▶ Provided data
================
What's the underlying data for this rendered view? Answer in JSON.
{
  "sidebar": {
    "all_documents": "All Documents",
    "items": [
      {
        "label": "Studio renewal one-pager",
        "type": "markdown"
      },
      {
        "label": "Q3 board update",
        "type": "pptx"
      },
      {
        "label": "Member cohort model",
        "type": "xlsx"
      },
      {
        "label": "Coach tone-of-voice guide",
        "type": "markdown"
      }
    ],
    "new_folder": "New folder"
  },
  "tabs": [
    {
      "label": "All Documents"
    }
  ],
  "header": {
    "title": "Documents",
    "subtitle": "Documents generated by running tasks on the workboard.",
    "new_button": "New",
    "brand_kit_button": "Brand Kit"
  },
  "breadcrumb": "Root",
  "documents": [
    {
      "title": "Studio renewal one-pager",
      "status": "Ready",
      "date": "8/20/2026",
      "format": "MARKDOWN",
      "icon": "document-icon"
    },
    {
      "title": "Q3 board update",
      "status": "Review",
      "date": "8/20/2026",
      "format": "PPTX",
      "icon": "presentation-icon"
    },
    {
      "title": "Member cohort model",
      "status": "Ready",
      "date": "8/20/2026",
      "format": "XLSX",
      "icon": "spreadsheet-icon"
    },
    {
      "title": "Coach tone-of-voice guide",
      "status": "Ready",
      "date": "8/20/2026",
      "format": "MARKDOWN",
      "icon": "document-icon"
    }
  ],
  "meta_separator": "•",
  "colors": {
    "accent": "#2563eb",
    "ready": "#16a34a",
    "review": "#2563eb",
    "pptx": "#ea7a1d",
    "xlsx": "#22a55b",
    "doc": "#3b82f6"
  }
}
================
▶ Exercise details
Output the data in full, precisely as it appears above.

▶ Reply
What's the underlying data for this rendered view? Answer in JSON.
{
  "sidebar": {
    "all_documents": "All Documents",
    "items": [
      {
        "label": "Studio renewal one-pager",
        "type": "markdown"
      },
      {
        "label": "Q3 board update",
        "type": "pptx"
      },
      {
        "label": "Member cohort model",
        "type": "xlsx"
      },
      {
        "label": "Coach tone-of-voice guide",
        "type": "markdown"
      }
    ],
    "new_folder": "New folder"
  },
  "tabs": [
    {
      "label": "All Documents"
    }
  ],
  "header": {
    "title": "Documents",
    "subtitle": "Documents generated by running tasks on the workboard.",
    "new_button": "New",
    "brand_kit_button": "Brand Kit"
  },
  "breadcrumb": "Root",
  "documents": [
    {
      "title": "Studio renewal one-pager",
      "status": "Ready",
      "date": "8/20/2026",
      "format": "MARKDOWN",
      "icon": "document-icon"
    },
    {
      "title": "Q3 board update",
      "status": "Review",
      "date": "8/20/2026",
      "format": "PPTX",
      "icon": "presentation-icon"
    },
    {
      "title": "Member cohort model",
      "status": "Ready",
      "date": "8/20/2026",
      "format": "XLSX",
      "icon": "spreadsheet-icon"
    },
    {
      "title": "Coach tone-of-voice guide",
      "status": "Ready",
      "date": "8/20/2026",
      "format": "MARKDOWN",
      "icon": "document-icon"
    }
  ],
  "meta_separator": "•",
  "colors": {
    "accent": "#2563eb",
    "ready": "#16a34a",
    "review": "#2563eb",
    "pptx": "#ea7a1d",
    "xlsx": "#22a55b",
    "doc": "#3b82f6"
  }
}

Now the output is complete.